### The task
Give the data again exactly, without images.

### Listed entries
---

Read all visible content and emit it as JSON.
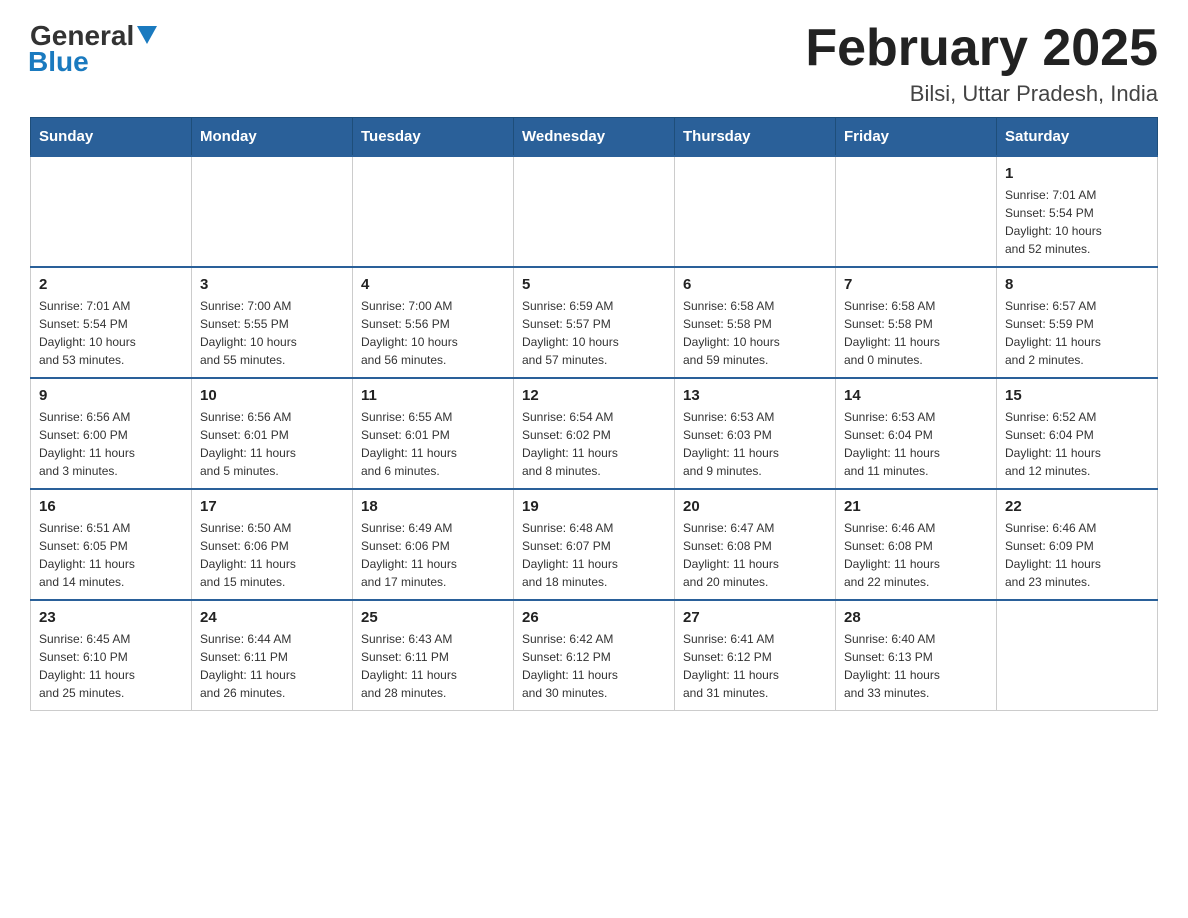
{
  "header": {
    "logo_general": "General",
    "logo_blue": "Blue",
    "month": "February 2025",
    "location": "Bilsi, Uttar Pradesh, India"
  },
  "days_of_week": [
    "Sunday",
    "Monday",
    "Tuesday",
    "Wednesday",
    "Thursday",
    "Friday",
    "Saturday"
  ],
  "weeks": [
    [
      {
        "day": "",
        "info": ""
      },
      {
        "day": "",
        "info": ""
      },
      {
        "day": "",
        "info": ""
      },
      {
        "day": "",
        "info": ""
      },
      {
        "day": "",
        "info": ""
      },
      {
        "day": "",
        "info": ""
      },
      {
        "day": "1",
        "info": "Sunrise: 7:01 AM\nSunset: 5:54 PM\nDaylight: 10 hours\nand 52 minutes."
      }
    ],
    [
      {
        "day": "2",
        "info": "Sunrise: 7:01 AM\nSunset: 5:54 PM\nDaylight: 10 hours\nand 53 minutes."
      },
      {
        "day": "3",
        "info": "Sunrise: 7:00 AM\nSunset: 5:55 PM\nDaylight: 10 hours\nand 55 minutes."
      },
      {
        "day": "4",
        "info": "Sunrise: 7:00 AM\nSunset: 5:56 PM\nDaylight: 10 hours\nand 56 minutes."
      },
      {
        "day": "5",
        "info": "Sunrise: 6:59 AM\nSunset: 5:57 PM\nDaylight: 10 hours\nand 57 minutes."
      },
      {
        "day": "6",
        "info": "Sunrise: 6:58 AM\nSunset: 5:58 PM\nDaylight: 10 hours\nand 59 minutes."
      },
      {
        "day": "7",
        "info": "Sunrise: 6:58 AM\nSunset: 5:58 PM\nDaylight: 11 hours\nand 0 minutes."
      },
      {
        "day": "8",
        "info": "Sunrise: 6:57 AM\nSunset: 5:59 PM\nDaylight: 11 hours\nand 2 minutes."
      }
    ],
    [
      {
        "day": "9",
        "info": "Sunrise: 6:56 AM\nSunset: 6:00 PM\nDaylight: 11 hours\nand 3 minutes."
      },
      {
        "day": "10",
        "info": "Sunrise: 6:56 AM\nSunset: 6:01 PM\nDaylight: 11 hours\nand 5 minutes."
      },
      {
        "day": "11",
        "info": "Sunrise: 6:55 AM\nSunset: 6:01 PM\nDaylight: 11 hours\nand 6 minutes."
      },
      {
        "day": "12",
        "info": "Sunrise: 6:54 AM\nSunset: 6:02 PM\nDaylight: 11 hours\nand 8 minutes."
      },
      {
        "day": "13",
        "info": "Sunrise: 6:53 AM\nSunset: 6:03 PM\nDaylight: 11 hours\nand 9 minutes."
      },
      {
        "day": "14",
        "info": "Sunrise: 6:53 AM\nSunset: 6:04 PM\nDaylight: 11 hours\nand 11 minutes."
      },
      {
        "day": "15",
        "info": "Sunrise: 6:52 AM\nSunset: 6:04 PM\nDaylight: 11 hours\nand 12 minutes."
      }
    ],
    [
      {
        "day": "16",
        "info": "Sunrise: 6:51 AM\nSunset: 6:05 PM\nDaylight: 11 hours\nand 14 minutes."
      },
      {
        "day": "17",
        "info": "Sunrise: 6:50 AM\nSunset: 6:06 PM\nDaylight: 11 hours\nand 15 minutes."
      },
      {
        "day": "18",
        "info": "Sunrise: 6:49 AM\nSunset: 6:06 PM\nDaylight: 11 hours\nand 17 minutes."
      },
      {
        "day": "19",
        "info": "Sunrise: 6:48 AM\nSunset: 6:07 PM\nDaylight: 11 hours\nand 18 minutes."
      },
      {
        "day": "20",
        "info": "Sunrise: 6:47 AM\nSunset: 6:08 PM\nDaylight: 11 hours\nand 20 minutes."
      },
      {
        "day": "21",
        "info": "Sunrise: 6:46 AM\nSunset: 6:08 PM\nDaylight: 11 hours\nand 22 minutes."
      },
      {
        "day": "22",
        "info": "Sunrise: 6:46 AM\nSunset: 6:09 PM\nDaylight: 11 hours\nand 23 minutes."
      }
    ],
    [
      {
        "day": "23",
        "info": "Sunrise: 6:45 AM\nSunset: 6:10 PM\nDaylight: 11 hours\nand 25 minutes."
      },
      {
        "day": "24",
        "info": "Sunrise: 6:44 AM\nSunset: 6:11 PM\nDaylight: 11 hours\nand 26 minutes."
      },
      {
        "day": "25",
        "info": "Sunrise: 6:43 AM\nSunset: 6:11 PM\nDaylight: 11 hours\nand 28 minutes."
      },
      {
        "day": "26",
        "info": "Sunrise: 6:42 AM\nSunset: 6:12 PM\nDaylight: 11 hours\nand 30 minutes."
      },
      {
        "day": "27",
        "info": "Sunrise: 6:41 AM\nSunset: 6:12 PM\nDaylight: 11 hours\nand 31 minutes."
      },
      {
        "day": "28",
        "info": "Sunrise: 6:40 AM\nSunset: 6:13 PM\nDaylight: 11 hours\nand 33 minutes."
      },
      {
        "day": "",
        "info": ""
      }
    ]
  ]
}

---

### Problem solution
Read all visible content and emit it as JSON.
{
  "header": {
    "logo_general": "General",
    "logo_blue": "Blue",
    "month": "February 2025",
    "location": "Bilsi, Uttar Pradesh, India"
  },
  "days_of_week": [
    "Sunday",
    "Monday",
    "Tuesday",
    "Wednesday",
    "Thursday",
    "Friday",
    "Saturday"
  ],
  "weeks": [
    [
      {
        "day": "",
        "info": ""
      },
      {
        "day": "",
        "info": ""
      },
      {
        "day": "",
        "info": ""
      },
      {
        "day": "",
        "info": ""
      },
      {
        "day": "",
        "info": ""
      },
      {
        "day": "",
        "info": ""
      },
      {
        "day": "1",
        "info": "Sunrise: 7:01 AM\nSunset: 5:54 PM\nDaylight: 10 hours\nand 52 minutes."
      }
    ],
    [
      {
        "day": "2",
        "info": "Sunrise: 7:01 AM\nSunset: 5:54 PM\nDaylight: 10 hours\nand 53 minutes."
      },
      {
        "day": "3",
        "info": "Sunrise: 7:00 AM\nSunset: 5:55 PM\nDaylight: 10 hours\nand 55 minutes."
      },
      {
        "day": "4",
        "info": "Sunrise: 7:00 AM\nSunset: 5:56 PM\nDaylight: 10 hours\nand 56 minutes."
      },
      {
        "day": "5",
        "info": "Sunrise: 6:59 AM\nSunset: 5:57 PM\nDaylight: 10 hours\nand 57 minutes."
      },
      {
        "day": "6",
        "info": "Sunrise: 6:58 AM\nSunset: 5:58 PM\nDaylight: 10 hours\nand 59 minutes."
      },
      {
        "day": "7",
        "info": "Sunrise: 6:58 AM\nSunset: 5:58 PM\nDaylight: 11 hours\nand 0 minutes."
      },
      {
        "day": "8",
        "info": "Sunrise: 6:57 AM\nSunset: 5:59 PM\nDaylight: 11 hours\nand 2 minutes."
      }
    ],
    [
      {
        "day": "9",
        "info": "Sunrise: 6:56 AM\nSunset: 6:00 PM\nDaylight: 11 hours\nand 3 minutes."
      },
      {
        "day": "10",
        "info": "Sunrise: 6:56 AM\nSunset: 6:01 PM\nDaylight: 11 hours\nand 5 minutes."
      },
      {
        "day": "11",
        "info": "Sunrise: 6:55 AM\nSunset: 6:01 PM\nDaylight: 11 hours\nand 6 minutes."
      },
      {
        "day": "12",
        "info": "Sunrise: 6:54 AM\nSunset: 6:02 PM\nDaylight: 11 hours\nand 8 minutes."
      },
      {
        "day": "13",
        "info": "Sunrise: 6:53 AM\nSunset: 6:03 PM\nDaylight: 11 hours\nand 9 minutes."
      },
      {
        "day": "14",
        "info": "Sunrise: 6:53 AM\nSunset: 6:04 PM\nDaylight: 11 hours\nand 11 minutes."
      },
      {
        "day": "15",
        "info": "Sunrise: 6:52 AM\nSunset: 6:04 PM\nDaylight: 11 hours\nand 12 minutes."
      }
    ],
    [
      {
        "day": "16",
        "info": "Sunrise: 6:51 AM\nSunset: 6:05 PM\nDaylight: 11 hours\nand 14 minutes."
      },
      {
        "day": "17",
        "info": "Sunrise: 6:50 AM\nSunset: 6:06 PM\nDaylight: 11 hours\nand 15 minutes."
      },
      {
        "day": "18",
        "info": "Sunrise: 6:49 AM\nSunset: 6:06 PM\nDaylight: 11 hours\nand 17 minutes."
      },
      {
        "day": "19",
        "info": "Sunrise: 6:48 AM\nSunset: 6:07 PM\nDaylight: 11 hours\nand 18 minutes."
      },
      {
        "day": "20",
        "info": "Sunrise: 6:47 AM\nSunset: 6:08 PM\nDaylight: 11 hours\nand 20 minutes."
      },
      {
        "day": "21",
        "info": "Sunrise: 6:46 AM\nSunset: 6:08 PM\nDaylight: 11 hours\nand 22 minutes."
      },
      {
        "day": "22",
        "info": "Sunrise: 6:46 AM\nSunset: 6:09 PM\nDaylight: 11 hours\nand 23 minutes."
      }
    ],
    [
      {
        "day": "23",
        "info": "Sunrise: 6:45 AM\nSunset: 6:10 PM\nDaylight: 11 hours\nand 25 minutes."
      },
      {
        "day": "24",
        "info": "Sunrise: 6:44 AM\nSunset: 6:11 PM\nDaylight: 11 hours\nand 26 minutes."
      },
      {
        "day": "25",
        "info": "Sunrise: 6:43 AM\nSunset: 6:11 PM\nDaylight: 11 hours\nand 28 minutes."
      },
      {
        "day": "26",
        "info": "Sunrise: 6:42 AM\nSunset: 6:12 PM\nDaylight: 11 hours\nand 30 minutes."
      },
      {
        "day": "27",
        "info": "Sunrise: 6:41 AM\nSunset: 6:12 PM\nDaylight: 11 hours\nand 31 minutes."
      },
      {
        "day": "28",
        "info": "Sunrise: 6:40 AM\nSunset: 6:13 PM\nDaylight: 11 hours\nand 33 minutes."
      },
      {
        "day": "",
        "info": ""
      }
    ]
  ]
}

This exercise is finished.